RECORDS FOR PROCESSING section start

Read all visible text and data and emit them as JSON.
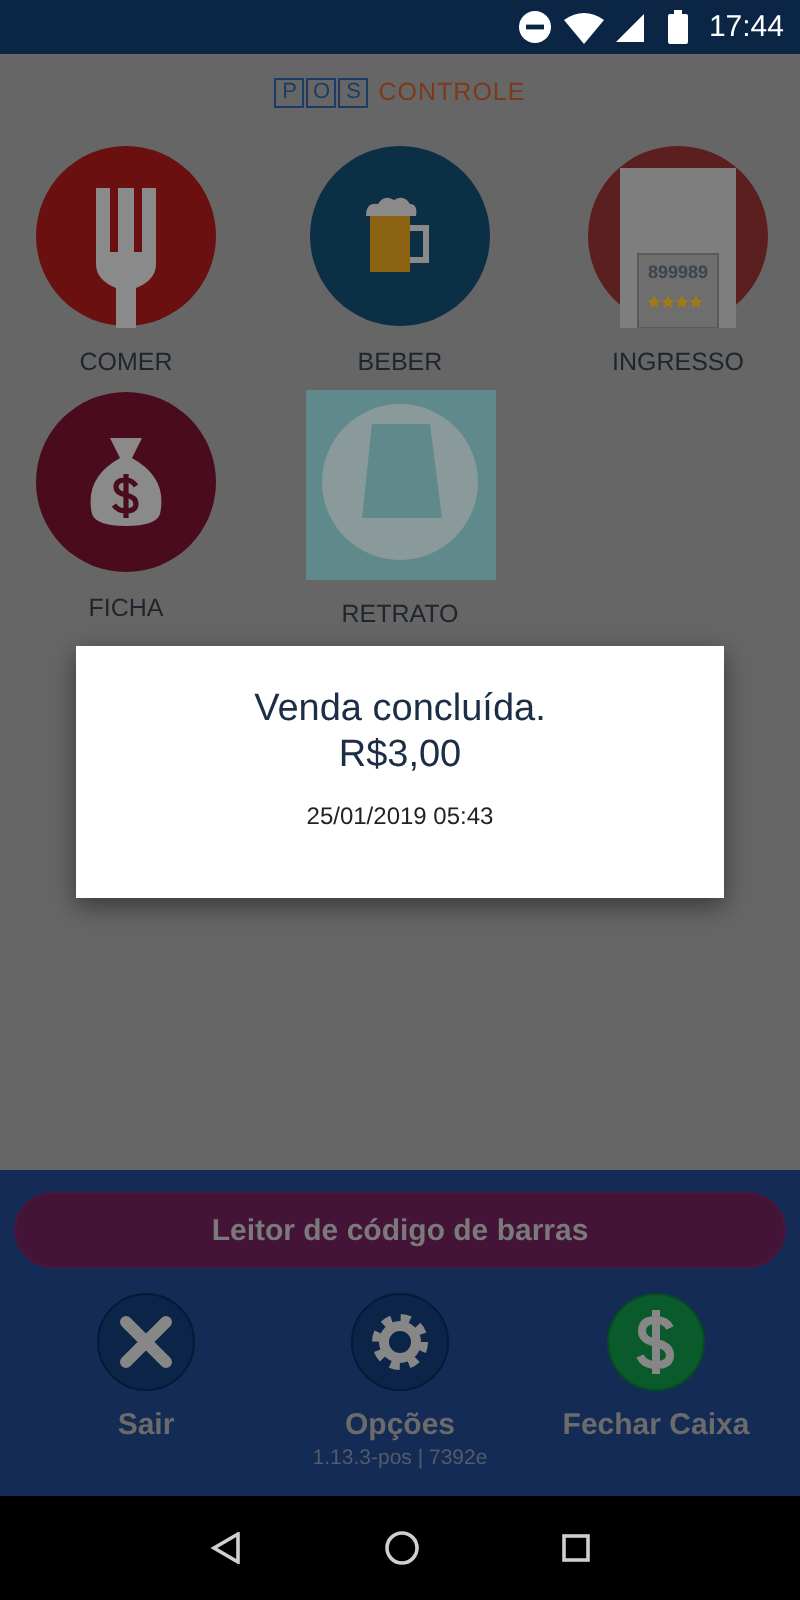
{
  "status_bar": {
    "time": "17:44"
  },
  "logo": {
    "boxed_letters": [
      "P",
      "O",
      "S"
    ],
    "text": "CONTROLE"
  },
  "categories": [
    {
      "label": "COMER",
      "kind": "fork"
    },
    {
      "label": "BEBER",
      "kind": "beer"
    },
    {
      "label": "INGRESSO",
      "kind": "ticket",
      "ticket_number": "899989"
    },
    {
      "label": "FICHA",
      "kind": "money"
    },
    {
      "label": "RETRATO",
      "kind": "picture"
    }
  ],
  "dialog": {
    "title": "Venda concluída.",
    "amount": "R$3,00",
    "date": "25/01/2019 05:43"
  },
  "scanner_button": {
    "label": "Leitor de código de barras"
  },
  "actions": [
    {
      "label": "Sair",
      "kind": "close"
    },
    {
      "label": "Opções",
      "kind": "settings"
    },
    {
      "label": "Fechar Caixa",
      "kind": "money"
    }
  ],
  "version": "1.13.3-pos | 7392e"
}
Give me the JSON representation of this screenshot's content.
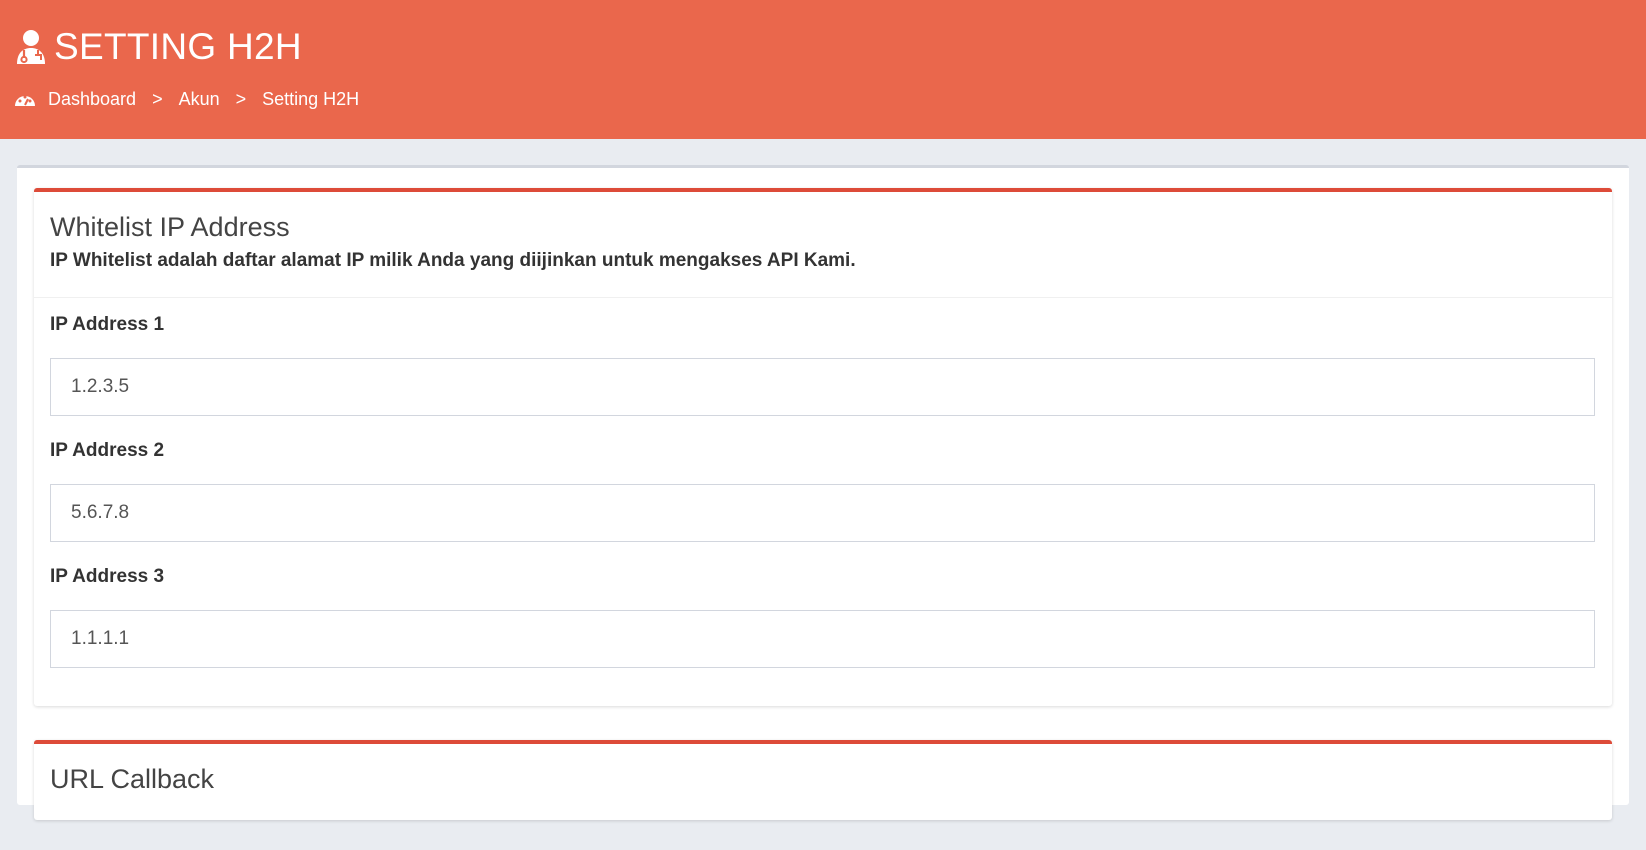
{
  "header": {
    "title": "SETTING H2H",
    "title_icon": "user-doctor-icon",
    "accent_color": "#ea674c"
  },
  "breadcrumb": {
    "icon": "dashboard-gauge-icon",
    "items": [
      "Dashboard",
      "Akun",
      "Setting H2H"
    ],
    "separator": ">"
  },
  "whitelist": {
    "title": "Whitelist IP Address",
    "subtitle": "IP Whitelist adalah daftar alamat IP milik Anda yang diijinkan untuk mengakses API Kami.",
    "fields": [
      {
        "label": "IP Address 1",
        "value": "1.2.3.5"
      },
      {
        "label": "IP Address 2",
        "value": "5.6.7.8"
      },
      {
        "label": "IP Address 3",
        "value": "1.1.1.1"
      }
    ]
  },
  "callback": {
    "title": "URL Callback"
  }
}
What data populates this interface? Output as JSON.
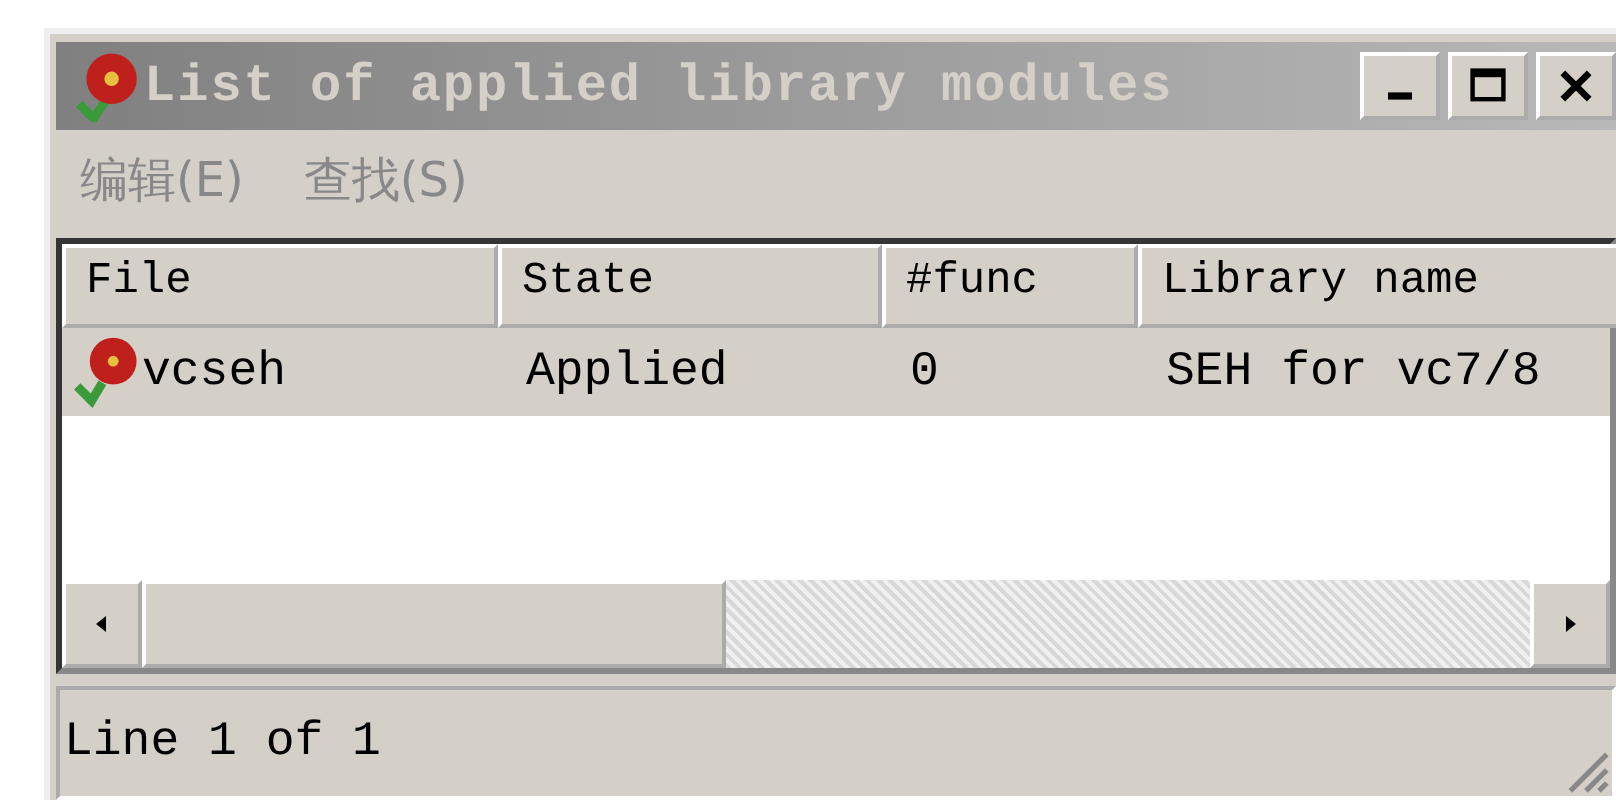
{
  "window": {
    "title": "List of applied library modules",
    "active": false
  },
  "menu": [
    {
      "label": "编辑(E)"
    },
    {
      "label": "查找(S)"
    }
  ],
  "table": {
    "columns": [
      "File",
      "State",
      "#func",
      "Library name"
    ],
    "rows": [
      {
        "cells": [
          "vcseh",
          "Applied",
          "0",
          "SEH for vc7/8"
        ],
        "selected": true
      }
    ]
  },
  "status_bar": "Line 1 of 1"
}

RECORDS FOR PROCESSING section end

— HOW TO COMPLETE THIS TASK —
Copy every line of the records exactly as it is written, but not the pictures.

— SOLUTION FOR THIS TASK —
Read all visible text and data and emit them as JSON.
{
  "status_bar": {
    "time": "17:44"
  },
  "logo": {
    "boxed_letters": [
      "P",
      "O",
      "S"
    ],
    "text": "CONTROLE"
  },
  "categories": [
    {
      "label": "COMER",
      "kind": "fork"
    },
    {
      "label": "BEBER",
      "kind": "beer"
    },
    {
      "label": "INGRESSO",
      "kind": "ticket",
      "ticket_number": "899989"
    },
    {
      "label": "FICHA",
      "kind": "money"
    },
    {
      "label": "RETRATO",
      "kind": "picture"
    }
  ],
  "dialog": {
    "title": "Venda concluída.",
    "amount": "R$3,00",
    "date": "25/01/2019 05:43"
  },
  "scanner_button": {
    "label": "Leitor de código de barras"
  },
  "actions": [
    {
      "label": "Sair",
      "kind": "close"
    },
    {
      "label": "Opções",
      "kind": "settings"
    },
    {
      "label": "Fechar Caixa",
      "kind": "money"
    }
  ],
  "version": "1.13.3-pos | 7392e"
}
Give me the JSON representation of this screenshot's content.
{
  "header": {
    "title": "SETTING H2H",
    "title_icon": "user-doctor-icon",
    "accent_color": "#ea674c"
  },
  "breadcrumb": {
    "icon": "dashboard-gauge-icon",
    "items": [
      "Dashboard",
      "Akun",
      "Setting H2H"
    ],
    "separator": ">"
  },
  "whitelist": {
    "title": "Whitelist IP Address",
    "subtitle": "IP Whitelist adalah daftar alamat IP milik Anda yang diijinkan untuk mengakses API Kami.",
    "fields": [
      {
        "label": "IP Address 1",
        "value": "1.2.3.5"
      },
      {
        "label": "IP Address 2",
        "value": "5.6.7.8"
      },
      {
        "label": "IP Address 3",
        "value": "1.1.1.1"
      }
    ]
  },
  "callback": {
    "title": "URL Callback"
  }
}
What data populates this interface? Output as JSON.
{
  "window": {
    "title": "List of applied library modules",
    "active": false
  },
  "menu": [
    {
      "label": "编辑(E)"
    },
    {
      "label": "查找(S)"
    }
  ],
  "table": {
    "columns": [
      "File",
      "State",
      "#func",
      "Library name"
    ],
    "rows": [
      {
        "cells": [
          "vcseh",
          "Applied",
          "0",
          "SEH for vc7/8"
        ],
        "selected": true
      }
    ]
  },
  "status_bar": "Line 1 of 1"
}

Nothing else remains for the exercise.